Sharing Our Stories: Alumnae Stories from the Pandemic
An English major at Douglass, Kathryn Ruth Bloom ’67 enjoyed a long career in corporate communications in the biopharmaceutical industry. After retiring, she completed a Ph.D. in literature at Northeastern and now has a second career leading literature classes in retirement communities in the greater Boston area. Her articles, op-eds and fiction have appeared in a variety of publications, including the New York Times, Wall Street Journal, Newsday, Boston Globe, Boston Herald and Hadassah Magazine. She is a loyal supporter of the AADC and of the AADC Annual Appeal. Here is her story, shared on September 24, 2020.
Marie Kondo was going to be so proud of me. I was going to spend my pandemic lockdown time finally ridding myself of all the stuff that no longer sparked joy. After the first few days, I’d learned my lesson: Forget It. My apartment’s tiny entrance hallway is home to the aging pair of sneakers I now use as my outdoor shoes and the sanitizing spray and disinfecting wipes I use immediately on my return. My large walk-in closet will not be featured in “Martha Stewart Living.” Instead, it resembles an aisle at Costco, filled with supplies of masks and gloves, with boxes and boxes of pasta, tuna fish, and toilet paper for use “just in case.” And as the endless days and weeks go by, I’m finding another reason not to downsize right now: Many of the very things I was originally tempted to discard have taken on renewed purpose and usefulness.

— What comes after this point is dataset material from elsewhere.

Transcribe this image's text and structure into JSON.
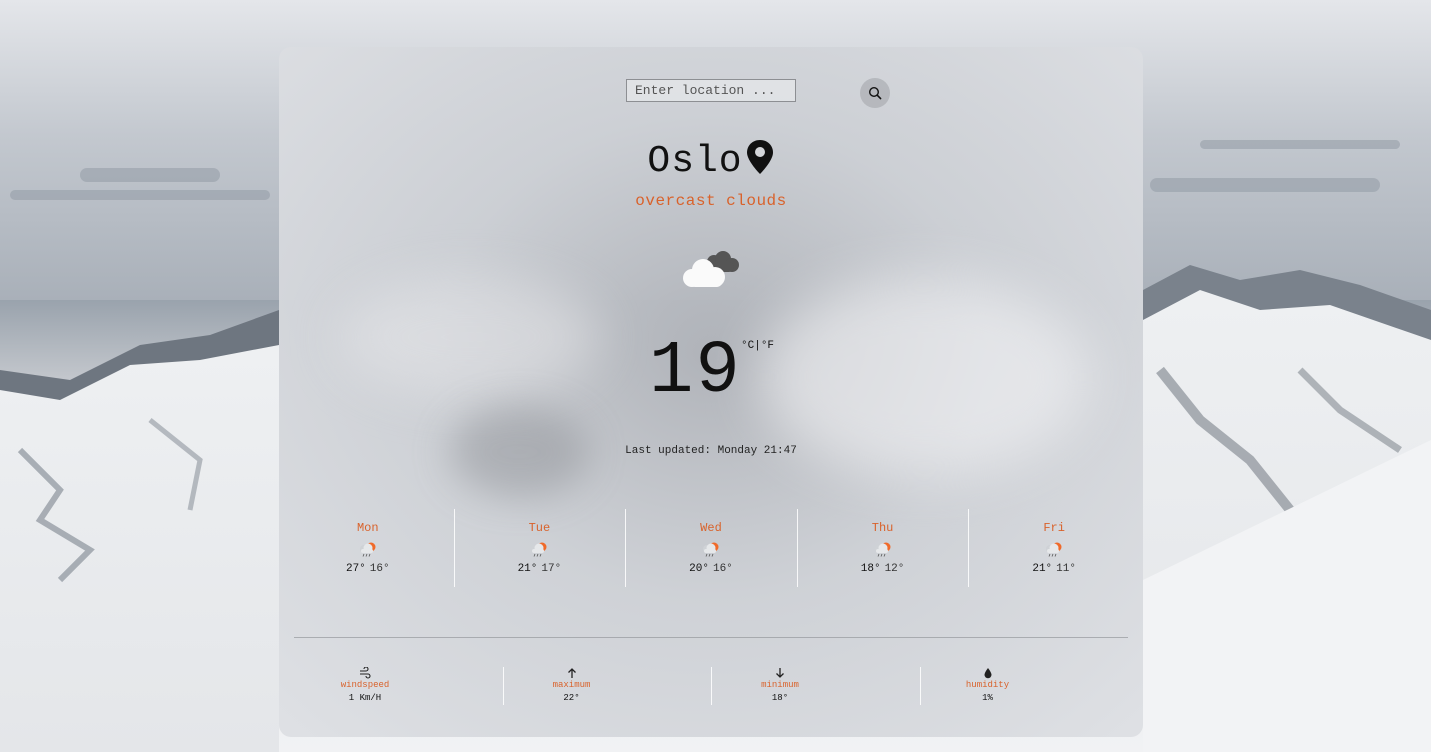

My old white cotton gloves, for example. Back in the sixties, ambitious young secretaries like me were known as “white-glove girls,” carefully accessorizing our dress-for-success suits with dainty little white gloves. I haven’t worn cotton gloves to work in decades, but still have a few pairs in an old handkerchief box and dug out a pair when I began to develop dishpan hands from endless washing. Before going to sleep each night, I smooth some Vaseline on my hands and put on the cotton gloves. By morning, my hands are softer and less likely to chap or bleed as the day goes on.
There’s that old blue pocketbook that was once was my most stylish go-to handbag; when it began to show significant signs of wear, I used it only when running errands. Today, it is so worn out that the designer would probably deny any association with it, but it’s become the bag I use when I make my weekly supermarket run. I spray it with Lysol on my return without worrying about staining or otherwise harming the leather.

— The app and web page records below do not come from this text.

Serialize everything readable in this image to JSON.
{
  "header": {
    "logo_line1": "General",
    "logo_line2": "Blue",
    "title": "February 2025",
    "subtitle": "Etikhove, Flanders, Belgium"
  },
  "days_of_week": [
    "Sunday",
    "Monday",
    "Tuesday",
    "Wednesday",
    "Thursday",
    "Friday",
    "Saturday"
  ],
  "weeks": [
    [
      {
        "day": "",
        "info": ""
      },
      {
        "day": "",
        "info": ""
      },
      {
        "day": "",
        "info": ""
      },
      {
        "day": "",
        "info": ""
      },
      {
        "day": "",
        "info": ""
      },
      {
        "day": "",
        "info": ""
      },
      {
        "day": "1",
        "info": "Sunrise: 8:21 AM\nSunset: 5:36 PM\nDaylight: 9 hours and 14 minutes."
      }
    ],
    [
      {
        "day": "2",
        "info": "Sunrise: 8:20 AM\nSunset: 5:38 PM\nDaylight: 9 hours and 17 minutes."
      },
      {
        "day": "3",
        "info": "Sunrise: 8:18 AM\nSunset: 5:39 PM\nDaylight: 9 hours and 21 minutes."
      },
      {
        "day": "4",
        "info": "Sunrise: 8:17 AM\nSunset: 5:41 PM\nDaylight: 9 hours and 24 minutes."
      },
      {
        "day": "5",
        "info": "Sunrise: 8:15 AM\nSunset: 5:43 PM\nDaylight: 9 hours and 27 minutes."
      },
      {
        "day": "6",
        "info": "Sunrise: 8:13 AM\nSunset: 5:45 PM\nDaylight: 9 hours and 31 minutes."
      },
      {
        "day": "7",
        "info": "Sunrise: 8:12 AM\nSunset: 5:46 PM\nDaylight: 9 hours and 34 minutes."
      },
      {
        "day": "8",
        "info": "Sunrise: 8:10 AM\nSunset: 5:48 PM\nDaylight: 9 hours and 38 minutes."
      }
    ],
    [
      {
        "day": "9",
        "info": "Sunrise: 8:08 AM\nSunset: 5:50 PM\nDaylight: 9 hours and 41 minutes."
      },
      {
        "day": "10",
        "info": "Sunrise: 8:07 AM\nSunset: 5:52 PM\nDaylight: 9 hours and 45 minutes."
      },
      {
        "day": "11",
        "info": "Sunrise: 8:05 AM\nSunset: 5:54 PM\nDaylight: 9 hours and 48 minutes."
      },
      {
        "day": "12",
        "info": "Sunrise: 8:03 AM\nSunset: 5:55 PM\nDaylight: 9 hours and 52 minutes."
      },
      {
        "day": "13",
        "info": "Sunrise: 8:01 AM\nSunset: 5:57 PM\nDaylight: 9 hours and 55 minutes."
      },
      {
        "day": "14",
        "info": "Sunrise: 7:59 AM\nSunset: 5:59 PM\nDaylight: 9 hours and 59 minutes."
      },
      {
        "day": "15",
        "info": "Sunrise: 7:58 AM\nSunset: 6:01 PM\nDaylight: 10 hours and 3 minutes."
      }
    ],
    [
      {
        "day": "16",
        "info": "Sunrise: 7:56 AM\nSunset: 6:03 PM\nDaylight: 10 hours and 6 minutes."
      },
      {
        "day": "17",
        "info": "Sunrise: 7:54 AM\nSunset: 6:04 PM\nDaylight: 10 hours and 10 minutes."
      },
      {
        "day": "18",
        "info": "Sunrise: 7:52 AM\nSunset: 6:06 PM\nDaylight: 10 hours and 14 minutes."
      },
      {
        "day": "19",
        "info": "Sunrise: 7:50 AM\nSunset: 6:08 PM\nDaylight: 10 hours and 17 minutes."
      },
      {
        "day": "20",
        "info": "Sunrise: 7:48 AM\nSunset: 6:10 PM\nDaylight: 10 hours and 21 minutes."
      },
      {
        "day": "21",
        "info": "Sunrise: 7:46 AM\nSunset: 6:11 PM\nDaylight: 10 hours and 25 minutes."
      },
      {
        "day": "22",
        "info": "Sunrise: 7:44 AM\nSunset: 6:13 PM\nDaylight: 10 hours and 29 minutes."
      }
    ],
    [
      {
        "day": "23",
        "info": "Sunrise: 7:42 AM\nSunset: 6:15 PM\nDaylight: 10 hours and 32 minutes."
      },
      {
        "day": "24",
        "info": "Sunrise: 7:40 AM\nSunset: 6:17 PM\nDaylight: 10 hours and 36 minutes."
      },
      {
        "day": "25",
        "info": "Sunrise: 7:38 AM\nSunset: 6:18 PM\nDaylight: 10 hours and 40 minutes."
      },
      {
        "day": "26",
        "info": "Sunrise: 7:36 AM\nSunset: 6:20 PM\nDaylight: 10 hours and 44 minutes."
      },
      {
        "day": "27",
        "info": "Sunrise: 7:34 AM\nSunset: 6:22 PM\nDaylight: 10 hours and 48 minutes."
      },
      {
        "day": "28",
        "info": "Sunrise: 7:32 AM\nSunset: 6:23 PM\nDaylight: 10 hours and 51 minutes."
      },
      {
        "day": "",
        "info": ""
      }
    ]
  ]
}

Then there’s my old electric typewriter, which I vow to throw away every time I trip over it when I’m digging around in the back of my bedroom closet. As a writer, I live in terror of my computer’s breaking down; I need a keyboard and here’s one waiting for me “just in case.” And I’m cooking so much more now that I can’t discard my mother’s old cookbooks, or that broken wooden fork that belonged to the grandmother I never knew. I feel the loving presence of my bubbie and my mother, now both so long gone, whenever I stir my spaghetti.
I’ve lived in apartments my entire adult life and so don’t need gardening tools, but now there are a few from my childhood I regret no longer having. For example, if this self-isolation goes on much longer, it would be really helpful to have my father’s old rake to use when combing my hair.
I want to believe that this is a once-in-a-lifetime experience. But since the turn of the 21st century, I’ve been sequestered after 9/11; stuck in my apartment without electricity for 23 hours during an electrical blackout; obeyed the sheltering-in-place regulations after the Boston Marathon bombing, and somehow survived the endless blizzards of 2015. Each time, I turned to stuff I’d kept for “just in case.”
When the pandemic is over, I may discard, recycle, and donate the things I no longer need. On the other hand, I may just pack them up again and remind myself that they are there for the next emergency. Or maybe I’ll ask my more orderly friends, those who are now seriously downsizing and decluttering, if I can store my extra stuff in their newly-organized basements and garages. The blue handbag really has to go, though.